§ **What is required**:
Check each line of the data for "values", and copy the ones that have it.

++++ Record extracts

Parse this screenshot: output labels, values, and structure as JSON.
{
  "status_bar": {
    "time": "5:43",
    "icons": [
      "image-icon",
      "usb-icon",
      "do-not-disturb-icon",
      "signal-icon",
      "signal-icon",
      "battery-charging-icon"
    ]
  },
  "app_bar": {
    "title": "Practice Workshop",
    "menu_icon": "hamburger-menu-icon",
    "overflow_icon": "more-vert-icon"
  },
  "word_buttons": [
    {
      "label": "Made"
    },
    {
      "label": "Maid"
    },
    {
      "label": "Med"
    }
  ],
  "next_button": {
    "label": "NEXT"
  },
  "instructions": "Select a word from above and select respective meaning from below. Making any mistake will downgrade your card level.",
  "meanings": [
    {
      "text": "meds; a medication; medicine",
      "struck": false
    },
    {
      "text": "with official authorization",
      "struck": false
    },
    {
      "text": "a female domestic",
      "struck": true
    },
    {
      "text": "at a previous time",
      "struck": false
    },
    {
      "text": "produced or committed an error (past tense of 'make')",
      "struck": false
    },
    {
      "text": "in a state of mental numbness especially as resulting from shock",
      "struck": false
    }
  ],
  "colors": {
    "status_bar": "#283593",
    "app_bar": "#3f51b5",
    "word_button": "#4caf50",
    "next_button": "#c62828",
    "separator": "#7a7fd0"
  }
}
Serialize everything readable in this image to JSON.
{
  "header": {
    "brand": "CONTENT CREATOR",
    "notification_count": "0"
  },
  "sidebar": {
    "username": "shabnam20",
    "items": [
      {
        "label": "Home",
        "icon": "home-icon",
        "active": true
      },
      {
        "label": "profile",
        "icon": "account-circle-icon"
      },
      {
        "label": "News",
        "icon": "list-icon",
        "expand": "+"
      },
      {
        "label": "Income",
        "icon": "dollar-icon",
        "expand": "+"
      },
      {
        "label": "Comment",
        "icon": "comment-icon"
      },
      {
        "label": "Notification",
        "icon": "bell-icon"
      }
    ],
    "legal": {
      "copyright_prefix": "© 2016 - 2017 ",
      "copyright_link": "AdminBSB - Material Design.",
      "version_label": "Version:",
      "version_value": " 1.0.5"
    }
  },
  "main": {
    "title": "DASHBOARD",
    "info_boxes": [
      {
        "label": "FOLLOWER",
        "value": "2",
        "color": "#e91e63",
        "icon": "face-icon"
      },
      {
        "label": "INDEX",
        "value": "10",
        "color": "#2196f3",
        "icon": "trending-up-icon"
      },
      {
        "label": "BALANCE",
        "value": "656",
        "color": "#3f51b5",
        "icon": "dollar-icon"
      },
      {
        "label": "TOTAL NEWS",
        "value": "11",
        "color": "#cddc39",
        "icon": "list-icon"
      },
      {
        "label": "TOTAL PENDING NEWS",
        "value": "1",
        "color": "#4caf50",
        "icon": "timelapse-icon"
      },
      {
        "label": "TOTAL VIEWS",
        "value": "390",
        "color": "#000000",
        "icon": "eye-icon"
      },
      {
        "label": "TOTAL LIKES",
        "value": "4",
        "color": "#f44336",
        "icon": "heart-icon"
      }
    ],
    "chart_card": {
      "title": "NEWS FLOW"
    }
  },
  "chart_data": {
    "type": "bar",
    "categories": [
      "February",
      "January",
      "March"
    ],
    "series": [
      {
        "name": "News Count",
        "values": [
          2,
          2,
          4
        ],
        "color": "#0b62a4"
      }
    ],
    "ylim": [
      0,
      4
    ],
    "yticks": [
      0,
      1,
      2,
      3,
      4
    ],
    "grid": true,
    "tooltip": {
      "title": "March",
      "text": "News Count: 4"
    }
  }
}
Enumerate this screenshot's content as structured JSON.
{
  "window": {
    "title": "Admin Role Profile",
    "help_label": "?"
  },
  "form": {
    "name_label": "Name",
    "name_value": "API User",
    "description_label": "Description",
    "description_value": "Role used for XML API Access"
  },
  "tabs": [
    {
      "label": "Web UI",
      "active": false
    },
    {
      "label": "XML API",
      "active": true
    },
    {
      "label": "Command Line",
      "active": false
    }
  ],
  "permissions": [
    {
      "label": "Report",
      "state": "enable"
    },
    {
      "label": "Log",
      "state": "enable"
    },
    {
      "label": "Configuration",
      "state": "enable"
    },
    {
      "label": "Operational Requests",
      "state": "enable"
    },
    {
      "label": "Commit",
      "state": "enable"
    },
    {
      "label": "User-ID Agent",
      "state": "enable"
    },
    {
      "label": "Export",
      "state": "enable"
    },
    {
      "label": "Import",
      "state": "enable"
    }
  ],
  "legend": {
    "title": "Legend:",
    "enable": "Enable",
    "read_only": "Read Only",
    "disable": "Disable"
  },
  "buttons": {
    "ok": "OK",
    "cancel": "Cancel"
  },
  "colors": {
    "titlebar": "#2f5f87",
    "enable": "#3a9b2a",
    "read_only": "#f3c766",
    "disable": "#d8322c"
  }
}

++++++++

§ **Task output**:
Parse this screenshot: output labels, values, and structure as JSON.
        "values": [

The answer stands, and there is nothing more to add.